* Exercise brief
Pictures excluded, return every entry exactly, please.

* Exercise data
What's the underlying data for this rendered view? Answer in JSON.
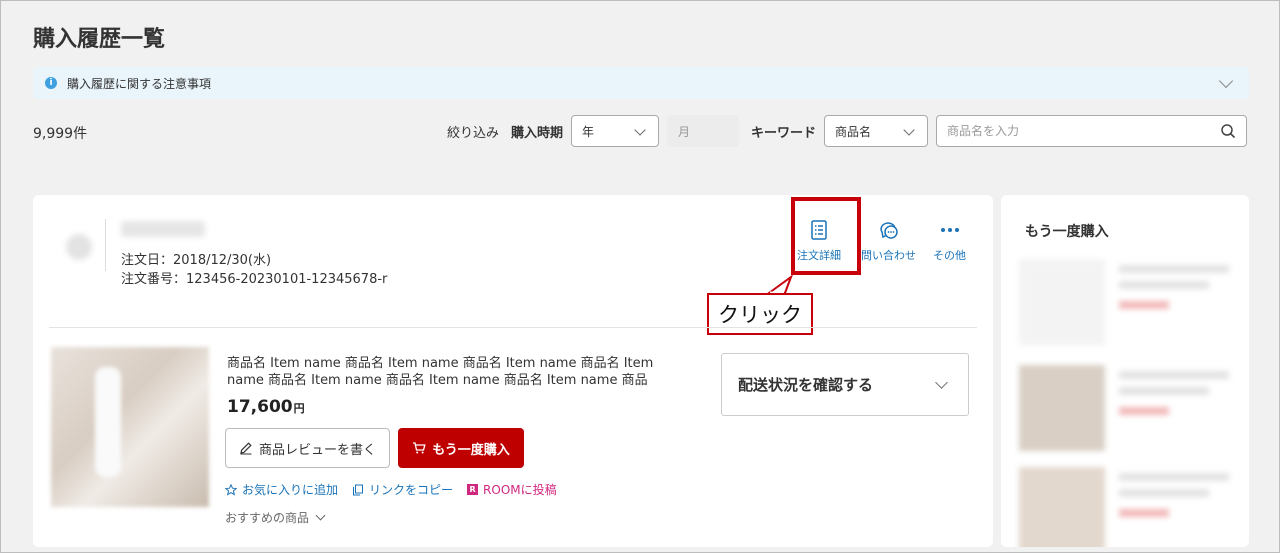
{
  "page": {
    "title": "購入履歴一覧"
  },
  "notice": {
    "text": "購入履歴に関する注意事項",
    "icon": "info-icon"
  },
  "results": {
    "count": "9,999件"
  },
  "filters": {
    "label": "絞り込み",
    "period_label": "購入時期",
    "year_value": "年",
    "month_value": "月",
    "keyword_label": "キーワード",
    "keyword_type": "商品名",
    "search_placeholder": "商品名を入力"
  },
  "order": {
    "date": "注文日：2018/12/30(水)",
    "number": "注文番号：123456-20230101-12345678-r",
    "actions": {
      "detail": "注文詳細",
      "inquiry": "問い合わせ",
      "more": "その他"
    },
    "product": {
      "name": "商品名 Item name 商品名 Item name 商品名 Item name 商品名 Item name 商品名 Item name 商品名 Item name 商品名 Item name 商品名…",
      "price": "17,600",
      "currency": "円"
    },
    "buttons": {
      "review": "商品レビューを書く",
      "rebuy": "もう一度購入"
    },
    "links": {
      "favorite": "お気に入りに追加",
      "copy": "リンクをコピー",
      "room": "ROOMに投稿"
    },
    "recommend": "おすすめの商品",
    "shipping": "配送状況を確認する"
  },
  "annotation": {
    "callout": "クリック"
  },
  "side_panel": {
    "title": "もう一度購入"
  },
  "colors": {
    "accent_red": "#bf0000",
    "link_blue": "#1a73b8",
    "highlight": "#c8000a",
    "room_pink": "#d0287e"
  }
}
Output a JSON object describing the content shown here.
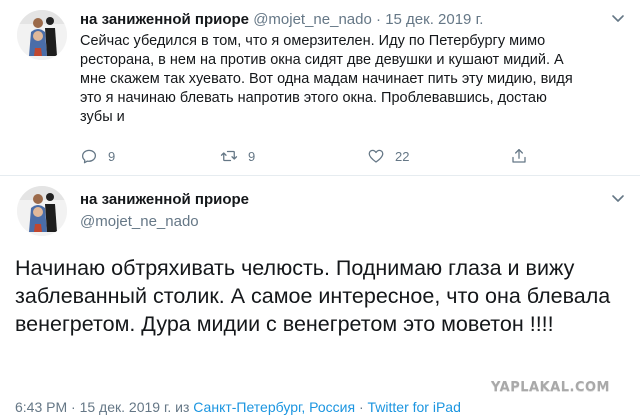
{
  "tweet1": {
    "display_name": "на заниженной приоре",
    "handle": "@mojet_ne_nado",
    "separator": "·",
    "date": "15 дек. 2019 г.",
    "text": "Сейчас убедился в том, что я омерзителен. Иду по Петербургу мимо\nресторана, в нем на против окна сидят две девушки и кушают мидий. А\nмне скажем так хуевато. Вот одна мадам начинает пить эту мидию, видя\nэто я начинаю блевать напротив этого окна. Проблевавшись, достаю\nзубы и",
    "reply_count": "9",
    "retweet_count": "9",
    "like_count": "22",
    "icons": [
      "chevron-down-icon",
      "reply-icon",
      "retweet-icon",
      "like-icon",
      "share-icon"
    ]
  },
  "tweet2": {
    "display_name": "на заниженной приоре",
    "handle": "@mojet_ne_nado",
    "text": "Начинаю обтряхивать челюсть. Поднимаю глаза и вижу заблеванный столик. А самое интересное, что она блевала венегретом. Дура мидии с венегретом это моветон !!!!",
    "time": "6:43 PM",
    "date": "15 дек. 2019 г.",
    "from_word": "из",
    "location": "Санкт-Петербург, Россия",
    "source": "Twitter for iPad",
    "separator": "·"
  },
  "watermark": "YAPLAKAL.COM",
  "colors": {
    "text": "#14171a",
    "muted": "#657786",
    "link": "#1b95e0",
    "border": "#e6ecf0"
  }
}
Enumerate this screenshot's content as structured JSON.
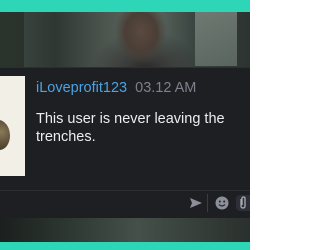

* Task solution
What's the underlying data for this rendered view? Answer in JSON.
{
  "page": {
    "title": "購入履歴一覧"
  },
  "notice": {
    "text": "購入履歴に関する注意事項",
    "icon": "info-icon"
  },
  "results": {
    "count": "9,999件"
  },
  "filters": {
    "label": "絞り込み",
    "period_label": "購入時期",
    "year_value": "年",
    "month_value": "月",
    "keyword_label": "キーワード",
    "keyword_type": "商品名",
    "search_placeholder": "商品名を入力"
  },
  "order": {
    "date": "注文日：2018/12/30(水)",
    "number": "注文番号：123456-20230101-12345678-r",
    "actions": {
      "detail": "注文詳細",
      "inquiry": "問い合わせ",
      "more": "その他"
    },
    "product": {
      "name": "商品名 Item name 商品名 Item name 商品名 Item name 商品名 Item name 商品名 Item name 商品名 Item name 商品名 Item name 商品名…",
      "price": "17,600",
      "currency": "円"
    },
    "buttons": {
      "review": "商品レビューを書く",
      "rebuy": "もう一度購入"
    },
    "links": {
      "favorite": "お気に入りに追加",
      "copy": "リンクをコピー",
      "room": "ROOMに投稿"
    },
    "recommend": "おすすめの商品",
    "shipping": "配送状況を確認する"
  },
  "annotation": {
    "callout": "クリック"
  },
  "side_panel": {
    "title": "もう一度購入"
  },
  "colors": {
    "accent_red": "#bf0000",
    "link_blue": "#1a73b8",
    "highlight": "#c8000a",
    "room_pink": "#d0287e"
  }
}
Output a JSON object describing the content shown here.
{
  "tweet1": {
    "display_name": "на заниженной приоре",
    "handle": "@mojet_ne_nado",
    "separator": "·",
    "date": "15 дек. 2019 г.",
    "text": "Сейчас убедился в том, что я омерзителен. Иду по Петербургу мимо\nресторана, в нем на против окна сидят две девушки и кушают мидий. А\nмне скажем так хуевато. Вот одна мадам начинает пить эту мидию, видя\nэто я начинаю блевать напротив этого окна. Проблевавшись, достаю\nзубы и",
    "reply_count": "9",
    "retweet_count": "9",
    "like_count": "22",
    "icons": [
      "chevron-down-icon",
      "reply-icon",
      "retweet-icon",
      "like-icon",
      "share-icon"
    ]
  },
  "tweet2": {
    "display_name": "на заниженной приоре",
    "handle": "@mojet_ne_nado",
    "text": "Начинаю обтряхивать челюсть. Поднимаю глаза и вижу заблеванный столик. А самое интересное, что она блевала венегретом. Дура мидии с венегретом это моветон !!!!",
    "time": "6:43 PM",
    "date": "15 дек. 2019 г.",
    "from_word": "из",
    "location": "Санкт-Петербург, Россия",
    "source": "Twitter for iPad",
    "separator": "·"
  },
  "watermark": "YAPLAKAL.COM",
  "colors": {
    "text": "#14171a",
    "muted": "#657786",
    "link": "#1b95e0",
    "border": "#e6ecf0"
  }
}
Enumerate this screenshot's content as structured JSON.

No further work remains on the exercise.